* [Data extracts]
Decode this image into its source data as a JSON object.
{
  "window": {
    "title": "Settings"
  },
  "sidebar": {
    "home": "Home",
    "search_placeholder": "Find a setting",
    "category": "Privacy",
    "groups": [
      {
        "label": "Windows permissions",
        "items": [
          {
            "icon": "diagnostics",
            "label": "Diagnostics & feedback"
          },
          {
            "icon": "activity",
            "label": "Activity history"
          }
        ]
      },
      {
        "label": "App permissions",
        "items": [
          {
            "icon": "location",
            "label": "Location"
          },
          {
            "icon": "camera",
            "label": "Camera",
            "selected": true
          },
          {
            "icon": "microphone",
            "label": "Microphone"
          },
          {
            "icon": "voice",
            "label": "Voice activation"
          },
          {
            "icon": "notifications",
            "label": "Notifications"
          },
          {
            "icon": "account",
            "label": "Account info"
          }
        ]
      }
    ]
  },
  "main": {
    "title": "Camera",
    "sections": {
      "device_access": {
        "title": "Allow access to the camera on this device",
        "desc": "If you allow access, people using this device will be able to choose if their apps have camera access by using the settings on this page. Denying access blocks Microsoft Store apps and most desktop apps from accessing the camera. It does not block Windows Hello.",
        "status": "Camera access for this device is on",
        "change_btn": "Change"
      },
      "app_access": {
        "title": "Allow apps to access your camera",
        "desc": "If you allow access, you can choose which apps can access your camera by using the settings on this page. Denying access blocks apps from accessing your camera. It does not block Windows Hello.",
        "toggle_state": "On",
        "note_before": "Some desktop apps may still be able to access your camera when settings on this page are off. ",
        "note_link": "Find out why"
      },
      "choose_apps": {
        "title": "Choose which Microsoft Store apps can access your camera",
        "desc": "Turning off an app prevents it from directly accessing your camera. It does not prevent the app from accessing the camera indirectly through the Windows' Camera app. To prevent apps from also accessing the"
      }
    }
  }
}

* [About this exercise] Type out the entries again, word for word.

* [Written solution]
Decode this image into its source data as a JSON object.
{
  "window": {
    "title": "Settings"
  },
  "sidebar": {
    "home": "Home",
    "search_placeholder": "Find a setting",
    "category": "Privacy",
    "groups": [
      {
        "label": "Windows permissions",
        "items": [
          {
            "icon": "diagnostics",
            "label": "Diagnostics & feedback"
          },
          {
            "icon": "activity",
            "label": "Activity history"
          }
        ]
      },
      {
        "label": "App permissions",
        "items": [
          {
            "icon": "location",
            "label": "Location"
          },
          {
            "icon": "camera",
            "label": "Camera",
            "selected": true
          },
          {
            "icon": "microphone",
            "label": "Microphone"
          },
          {
            "icon": "voice",
            "label": "Voice activation"
          },
          {
            "icon": "notifications",
            "label": "Notifications"
          },
          {
            "icon": "account",
            "label": "Account info"
          }
        ]
      }
    ]
  },
  "main": {
    "title": "Camera",
    "sections": {
      "device_access": {
        "title": "Allow access to the camera on this device",
        "desc": "If you allow access, people using this device will be able to choose if their apps have camera access by using the settings on this page. Denying access blocks Microsoft Store apps and most desktop apps from accessing the camera. It does not block Windows Hello.",
        "status": "Camera access for this device is on",
        "change_btn": "Change"
      },
      "app_access": {
        "title": "Allow apps to access your camera",
        "desc": "If you allow access, you can choose which apps can access your camera by using the settings on this page. Denying access blocks apps from accessing your camera. It does not block Windows Hello.",
        "toggle_state": "On",
        "note_before": "Some desktop apps may still be able to access your camera when settings on this page are off. ",
        "note_link": "Find out why"
      },
      "choose_apps": {
        "title": "Choose which Microsoft Store apps can access your camera",
        "desc": "Turning off an app prevents it from directly accessing your camera. It does not prevent the app from accessing the camera indirectly through the Windows' Camera app. To prevent apps from also accessing the"
      }
    }
  }
}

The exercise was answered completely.